- Baker, Peter S., ed., The Beowulf Reader, Basic Readings in Anglo-Saxon England 1, Garland Reference Library of the Humanities 1431 (New York and London: Garland, 2000). [821 BEO/B]
- an excellent collection of essays by top names in the field
- Bjork, Robert E. and John D. Niles (ed.), A Beowulf Handbook (Exeter: University of Exeter Press, 1996). [821 BEO/B]
- affordable now that it is out in paperback
- even if it remains too expensive to buy, it is definitely worth looking at again and again, as it summarises the trends of criticism in a large number of important topics.
- George, Jodi-Anne, Beowulf: A Reader's Guide to Essential Criticism (Basingstoke: Palgrave Macmillan, 2009)
- inexpensive and recent overview of critical views of the poem
- Godden, Malcolm and Michael Lapidge (eds), The Cambridge Companion to Old English Literature (Cambridge: Cambridge University Press, 1991). [821.9 CAM]
- excellent collection of essays written by top names in the field
- Joy, Eileen and Mary K. Ramsey, eds, The Postmodern Beowulf: A Critical Casebook (Morgantown: West Virginia University Press, 2006)
- a bit more recent than Bjork and Niles
- more emphasis on theory.
- Mitchell, B. and Fred C. Robinson, A Guide to Old English, 7th edn. (Oxford: Blackwell, 2007). [429.5 MIT]
- an indispensable guide to OE grammar.
- Orchard, Andy, A Critical Companion to Beowulf (Cambridge: Brewer, 2003). [821 BEO/O]

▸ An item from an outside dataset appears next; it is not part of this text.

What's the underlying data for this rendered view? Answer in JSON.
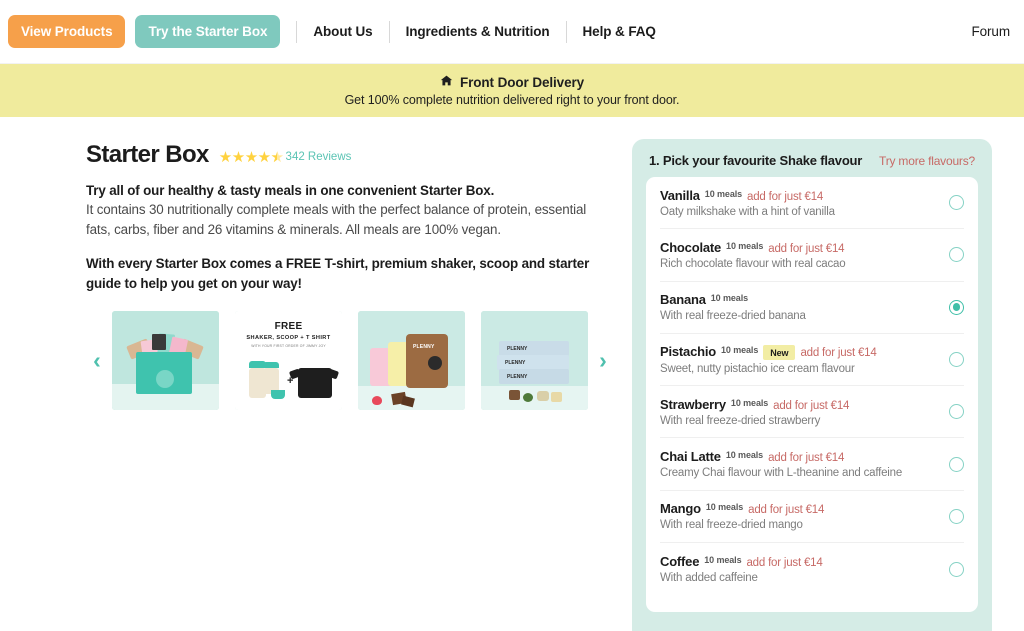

- authoritative, highly recommended
- Tolkien, J. R. R., ‘Beowulf: The Monsters and the Critics’, Proceedings of the British Academy 22 (1936): 245-95, repr. in An Anthology of Beowulf Criticism (Notre Dame and London: University of Notre Dame Press, 1963), pp. 51-103 [821 BEO/N]; also repr. in Modern Critical Interpretations: Beowulf, ed. Harold Bloom (New York: Chelsea House Publishers, 1987) [821 BEO]; and elsewhere.

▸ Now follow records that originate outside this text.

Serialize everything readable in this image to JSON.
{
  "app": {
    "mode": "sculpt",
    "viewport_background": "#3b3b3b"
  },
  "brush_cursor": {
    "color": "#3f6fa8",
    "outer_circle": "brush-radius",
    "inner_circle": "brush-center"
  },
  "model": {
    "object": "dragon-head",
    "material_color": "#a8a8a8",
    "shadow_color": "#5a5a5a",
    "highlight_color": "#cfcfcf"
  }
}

- this essay changed Beowulf-studies irrevocably and still offers insights today
- if you have not read it yet, you should do so now!